    But having said that, the context doesn’t in any way make Russia’s ‘Section 28’ any less bad.

    In terms of Russia’s foreign policy, exemplary though the liberation of Russia’s Crimean region was, it was tragic that this was not followed up by equally resolute action in the traditionally Russian parts of the former Ukraine SSR.

    Prompt, direct military intervention by Russia in places such as Odessa, Kharkov, and Mariupol in support of local anti-nazi resistance movements last year could have tipped the balance against the nazis in those locations – and inspired further anti-Nazi risings elsewhere – while the two regions where the heroic local resistance was successful, Donetsk and Lugansk, have yet to receive formal diplomatic recognition from Russia for their fledgling People’s Republics.

    No doubt the Russian leadership had its reasons for this cautious approach, and any criticism of Russia here has to be tempered with the fact that no other nation has done anything at all to assist the anti-nazi resistance in the former Ukraine, but people in those nazi-occupied areas are still suffering from the ‘pravy sector’ reign of terror.

  16. John,

    Several aspects of this are questionable John. In particular, I don’t imagine that SU readers, contributors would place, how can I put it, perhaps ‘a consistent reluctance to opine on the other affairs and governments of other countries’ as high on your list of attributes, as in characteristics.
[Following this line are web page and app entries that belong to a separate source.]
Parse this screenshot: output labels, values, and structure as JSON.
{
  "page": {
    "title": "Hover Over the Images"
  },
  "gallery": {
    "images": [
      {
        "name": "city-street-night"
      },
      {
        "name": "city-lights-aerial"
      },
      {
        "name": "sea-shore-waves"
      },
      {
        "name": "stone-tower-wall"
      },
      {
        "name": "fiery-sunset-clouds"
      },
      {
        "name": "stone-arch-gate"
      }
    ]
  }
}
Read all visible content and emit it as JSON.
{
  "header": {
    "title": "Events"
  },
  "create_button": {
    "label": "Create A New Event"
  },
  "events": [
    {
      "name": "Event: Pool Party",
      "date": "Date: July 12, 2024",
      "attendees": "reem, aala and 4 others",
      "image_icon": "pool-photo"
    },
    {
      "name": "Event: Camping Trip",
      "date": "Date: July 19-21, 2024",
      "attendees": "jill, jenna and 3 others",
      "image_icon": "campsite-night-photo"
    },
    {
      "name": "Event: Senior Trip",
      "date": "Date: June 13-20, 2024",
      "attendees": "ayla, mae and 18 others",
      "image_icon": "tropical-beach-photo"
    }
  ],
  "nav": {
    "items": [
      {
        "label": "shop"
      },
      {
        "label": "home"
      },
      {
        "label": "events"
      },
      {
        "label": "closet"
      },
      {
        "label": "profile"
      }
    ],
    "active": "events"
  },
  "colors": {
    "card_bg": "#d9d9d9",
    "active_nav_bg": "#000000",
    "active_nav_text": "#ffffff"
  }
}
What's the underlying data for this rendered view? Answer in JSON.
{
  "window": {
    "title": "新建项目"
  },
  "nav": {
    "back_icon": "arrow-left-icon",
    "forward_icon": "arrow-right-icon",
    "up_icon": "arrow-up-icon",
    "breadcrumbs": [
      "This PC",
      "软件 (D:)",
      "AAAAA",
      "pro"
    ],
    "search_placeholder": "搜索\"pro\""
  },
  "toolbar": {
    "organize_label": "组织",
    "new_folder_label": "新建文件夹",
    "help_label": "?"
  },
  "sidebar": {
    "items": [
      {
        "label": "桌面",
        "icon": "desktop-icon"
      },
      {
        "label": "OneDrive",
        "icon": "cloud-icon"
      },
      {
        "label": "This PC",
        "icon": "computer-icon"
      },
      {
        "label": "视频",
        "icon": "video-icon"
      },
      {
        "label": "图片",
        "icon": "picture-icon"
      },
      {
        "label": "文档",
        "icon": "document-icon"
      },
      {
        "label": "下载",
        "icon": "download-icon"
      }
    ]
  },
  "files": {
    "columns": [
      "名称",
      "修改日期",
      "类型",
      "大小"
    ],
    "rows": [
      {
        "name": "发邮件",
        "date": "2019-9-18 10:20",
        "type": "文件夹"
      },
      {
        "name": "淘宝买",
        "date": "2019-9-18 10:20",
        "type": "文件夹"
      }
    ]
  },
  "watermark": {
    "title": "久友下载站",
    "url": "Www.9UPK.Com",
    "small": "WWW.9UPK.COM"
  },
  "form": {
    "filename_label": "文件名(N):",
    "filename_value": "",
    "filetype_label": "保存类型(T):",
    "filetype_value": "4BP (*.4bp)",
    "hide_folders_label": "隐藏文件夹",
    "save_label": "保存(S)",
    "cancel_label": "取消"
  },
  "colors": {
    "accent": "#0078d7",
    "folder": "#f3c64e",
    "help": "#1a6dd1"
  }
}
    As for ‘I know it’s in vogue for liberals and ultra leftists to paint Russia as a vast gulag and Putin as a Bond villain, enconsced in the Kremlin planning world domination. But I’m not sure this characterisation passes the first test of reality’. Well, can you name any liberals or ultra lefts, as opposed nostalgic cold war warriors, who’ve done this? The most damning book I’ve read is Mafia State by the Guardian journalist Luke Harding, i.e. a liberal – btw, I’d imagine you’d do a good impression of Sean Connery in The Russia House: ‘No, my father hated liberals, he generally took the communist line!’ – and whilst it’s hardly a pleasant picture of contemporary or tale of personal experience, it hardly paints Russia as ‘vast gulag’. Nor does the Russian liberal Andrei Nekrasov who did the documentary above I pasted the link for before. Though, again, ultimately the picture painted is unpleasant – at least to me.

  17. Francis King: Would you take it upon yourself to criticise Poroshenko’s running of Ukraine when you don’t live in Ukraine, have never lived in Ukraine, and (perhaps) haven’t even visited the country?

    The toppling of a democratically elected government by ultra nationalists and neo fascists, backed by the West, is clearly an international issue.

  18. John Grimshaw on said:

    I don’t live in Australia, have never lived in Australia and have never visited Australia. Therefore I refuse to criticise their racist treatment of Aborigines. It’s just a cultural thing and nothing to do with me!

  19. John Grimshaw on said:

    John: The toppling of a democratically elected government by ultra nationalists and neo fascists, backed by the West, is clearly an international issue.

    John your faith in Western style democracy is touching.